Records from a data source:
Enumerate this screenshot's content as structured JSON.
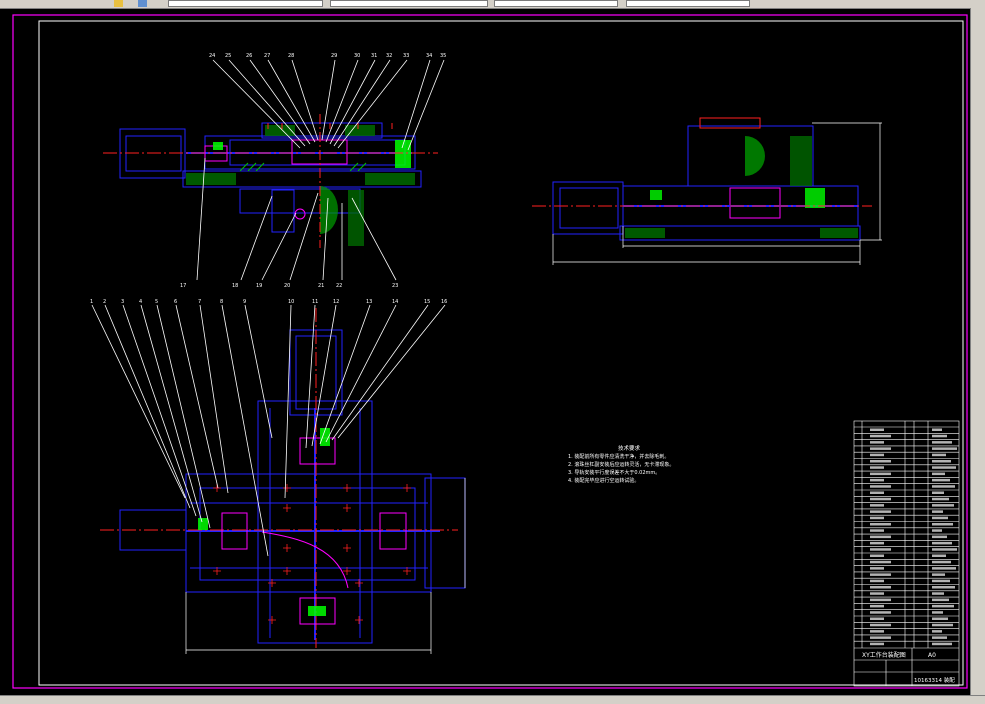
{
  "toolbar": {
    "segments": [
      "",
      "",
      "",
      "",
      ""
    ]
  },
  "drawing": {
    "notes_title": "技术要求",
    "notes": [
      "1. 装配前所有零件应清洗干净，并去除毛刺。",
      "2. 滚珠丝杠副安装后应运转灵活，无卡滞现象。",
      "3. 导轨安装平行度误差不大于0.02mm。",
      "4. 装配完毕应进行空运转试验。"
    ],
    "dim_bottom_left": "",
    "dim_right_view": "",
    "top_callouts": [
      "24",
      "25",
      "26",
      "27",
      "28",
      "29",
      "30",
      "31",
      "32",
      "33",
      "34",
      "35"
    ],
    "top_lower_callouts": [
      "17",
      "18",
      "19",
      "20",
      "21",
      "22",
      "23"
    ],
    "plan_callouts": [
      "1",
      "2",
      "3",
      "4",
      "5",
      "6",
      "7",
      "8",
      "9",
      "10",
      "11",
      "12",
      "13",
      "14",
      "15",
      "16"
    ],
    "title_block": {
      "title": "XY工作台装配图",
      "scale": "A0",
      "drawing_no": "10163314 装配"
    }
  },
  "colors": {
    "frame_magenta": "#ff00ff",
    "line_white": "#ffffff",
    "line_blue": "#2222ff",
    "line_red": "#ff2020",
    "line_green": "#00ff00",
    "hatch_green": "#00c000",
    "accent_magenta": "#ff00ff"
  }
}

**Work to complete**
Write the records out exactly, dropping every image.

**Solution for this problem**
Enumerate this screenshot's content as structured JSON.
{
  "toolbar": {
    "segments": [
      "",
      "",
      "",
      "",
      ""
    ]
  },
  "drawing": {
    "notes_title": "技术要求",
    "notes": [
      "1. 装配前所有零件应清洗干净，并去除毛刺。",
      "2. 滚珠丝杠副安装后应运转灵活，无卡滞现象。",
      "3. 导轨安装平行度误差不大于0.02mm。",
      "4. 装配完毕应进行空运转试验。"
    ],
    "dim_bottom_left": "",
    "dim_right_view": "",
    "top_callouts": [
      "24",
      "25",
      "26",
      "27",
      "28",
      "29",
      "30",
      "31",
      "32",
      "33",
      "34",
      "35"
    ],
    "top_lower_callouts": [
      "17",
      "18",
      "19",
      "20",
      "21",
      "22",
      "23"
    ],
    "plan_callouts": [
      "1",
      "2",
      "3",
      "4",
      "5",
      "6",
      "7",
      "8",
      "9",
      "10",
      "11",
      "12",
      "13",
      "14",
      "15",
      "16"
    ],
    "title_block": {
      "title": "XY工作台装配图",
      "scale": "A0",
      "drawing_no": "10163314 装配"
    }
  },
  "colors": {
    "frame_magenta": "#ff00ff",
    "line_white": "#ffffff",
    "line_blue": "#2222ff",
    "line_red": "#ff2020",
    "line_green": "#00ff00",
    "hatch_green": "#00c000",
    "accent_magenta": "#ff00ff"
  }
}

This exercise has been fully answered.